It’s good news for shipping companies and it's good news for the environment.
Martide: a maritime recruitment and crew management solution
When the Internet of Things is utilized, vessels are better maintained and safer, downtime is reduced, logistics, cargo planning and handling and workflows are streamlined, and costs and harmful emissions are lowered.
And if you’re a ship owner or manager in a small to medium sized shipping company who would like to make your operations run more efficiently by utilizing integrated technology, you should really talk to Martide.
To gain a competitive advantage, companies in the maritime, transportation, logistics, and supply chain sectors need to move with the times and digitize and automate.
And that’s where our maritime recruitment and crew management Software as a Service can help. We might not be able to help you reduce your fuel consumption and costs but we can help your office-based operations run a lot more smoothly.
We’ve built a crewing and recruitment software solution for the maritime industry that helps shipowners and managers centralize all the different aspects of their processes.
From easy-to-use hiring dashboards to enabling collaboration between your teams, to sourcing seafarers for your vacancies to managing changeover dates more efficiently, our secure, cloud-based software solution takes care of it all.
Interested? Contact us today and let's talk about your optimized, more streamlined future.

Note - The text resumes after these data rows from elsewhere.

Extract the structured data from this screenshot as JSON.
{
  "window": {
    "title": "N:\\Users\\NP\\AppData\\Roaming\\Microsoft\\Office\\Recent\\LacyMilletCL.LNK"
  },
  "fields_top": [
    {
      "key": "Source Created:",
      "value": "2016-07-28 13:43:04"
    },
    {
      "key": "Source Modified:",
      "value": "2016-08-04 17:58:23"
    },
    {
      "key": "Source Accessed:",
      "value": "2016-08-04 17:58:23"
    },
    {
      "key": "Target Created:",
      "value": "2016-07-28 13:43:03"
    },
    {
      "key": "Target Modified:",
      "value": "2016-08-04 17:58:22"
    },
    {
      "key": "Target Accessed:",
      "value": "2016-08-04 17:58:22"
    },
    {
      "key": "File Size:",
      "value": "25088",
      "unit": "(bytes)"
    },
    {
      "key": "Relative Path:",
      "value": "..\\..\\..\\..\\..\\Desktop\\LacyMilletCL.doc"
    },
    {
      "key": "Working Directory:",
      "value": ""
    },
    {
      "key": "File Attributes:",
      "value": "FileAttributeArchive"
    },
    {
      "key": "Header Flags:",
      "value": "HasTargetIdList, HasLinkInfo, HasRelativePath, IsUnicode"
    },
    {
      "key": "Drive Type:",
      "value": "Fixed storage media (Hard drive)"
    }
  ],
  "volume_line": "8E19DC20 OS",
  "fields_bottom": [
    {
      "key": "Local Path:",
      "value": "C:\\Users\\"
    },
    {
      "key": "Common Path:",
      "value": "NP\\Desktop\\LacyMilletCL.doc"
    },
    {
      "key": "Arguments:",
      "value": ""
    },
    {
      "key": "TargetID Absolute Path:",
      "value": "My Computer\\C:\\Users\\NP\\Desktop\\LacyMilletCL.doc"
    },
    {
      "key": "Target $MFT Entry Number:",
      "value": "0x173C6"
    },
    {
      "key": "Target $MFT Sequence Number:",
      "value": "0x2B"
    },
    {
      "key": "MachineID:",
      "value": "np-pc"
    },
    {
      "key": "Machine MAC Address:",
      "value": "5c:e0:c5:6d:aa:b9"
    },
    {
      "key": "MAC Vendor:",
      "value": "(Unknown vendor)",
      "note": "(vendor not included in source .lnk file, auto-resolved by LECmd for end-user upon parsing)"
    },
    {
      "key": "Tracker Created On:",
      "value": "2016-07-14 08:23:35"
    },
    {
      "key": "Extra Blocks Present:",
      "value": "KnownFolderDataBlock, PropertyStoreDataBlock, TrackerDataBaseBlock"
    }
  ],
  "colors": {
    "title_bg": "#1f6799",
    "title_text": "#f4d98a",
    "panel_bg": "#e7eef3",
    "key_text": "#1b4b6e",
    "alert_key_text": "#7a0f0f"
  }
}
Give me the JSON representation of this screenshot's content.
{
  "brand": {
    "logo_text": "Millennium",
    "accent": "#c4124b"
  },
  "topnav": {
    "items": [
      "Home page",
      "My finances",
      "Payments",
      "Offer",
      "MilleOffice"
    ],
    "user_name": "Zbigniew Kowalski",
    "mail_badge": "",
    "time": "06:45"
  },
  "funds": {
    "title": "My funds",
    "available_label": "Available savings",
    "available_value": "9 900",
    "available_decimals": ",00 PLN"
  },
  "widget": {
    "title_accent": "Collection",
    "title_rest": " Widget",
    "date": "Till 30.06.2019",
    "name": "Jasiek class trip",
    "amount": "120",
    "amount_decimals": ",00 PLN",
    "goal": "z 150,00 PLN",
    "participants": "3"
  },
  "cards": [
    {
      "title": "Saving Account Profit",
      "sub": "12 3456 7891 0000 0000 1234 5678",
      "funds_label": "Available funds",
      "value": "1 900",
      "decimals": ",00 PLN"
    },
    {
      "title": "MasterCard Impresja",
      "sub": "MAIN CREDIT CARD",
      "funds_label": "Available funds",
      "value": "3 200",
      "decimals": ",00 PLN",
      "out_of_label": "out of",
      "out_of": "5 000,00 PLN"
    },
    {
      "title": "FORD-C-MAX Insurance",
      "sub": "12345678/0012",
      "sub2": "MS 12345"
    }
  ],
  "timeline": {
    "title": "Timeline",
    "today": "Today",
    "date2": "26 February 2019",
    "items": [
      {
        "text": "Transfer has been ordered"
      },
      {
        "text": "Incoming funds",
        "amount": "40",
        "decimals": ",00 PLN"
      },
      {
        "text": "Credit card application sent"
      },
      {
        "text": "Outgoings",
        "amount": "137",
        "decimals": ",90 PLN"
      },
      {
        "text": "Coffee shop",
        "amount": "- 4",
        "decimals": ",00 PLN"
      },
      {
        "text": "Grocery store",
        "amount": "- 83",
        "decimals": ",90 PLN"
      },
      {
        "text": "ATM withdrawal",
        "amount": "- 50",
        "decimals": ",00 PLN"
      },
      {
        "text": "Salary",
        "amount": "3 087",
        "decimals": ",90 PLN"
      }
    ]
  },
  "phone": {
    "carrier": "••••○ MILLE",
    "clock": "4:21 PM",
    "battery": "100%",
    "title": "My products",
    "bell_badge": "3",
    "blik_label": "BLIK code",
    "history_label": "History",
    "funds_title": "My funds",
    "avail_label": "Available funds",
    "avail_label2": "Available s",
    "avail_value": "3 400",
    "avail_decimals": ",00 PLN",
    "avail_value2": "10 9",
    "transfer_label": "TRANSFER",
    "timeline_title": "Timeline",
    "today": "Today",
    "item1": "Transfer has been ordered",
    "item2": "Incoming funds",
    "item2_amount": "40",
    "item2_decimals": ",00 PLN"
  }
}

This blog post was originally published on April 25th 2019 and was updated and republished on December 8th 2020.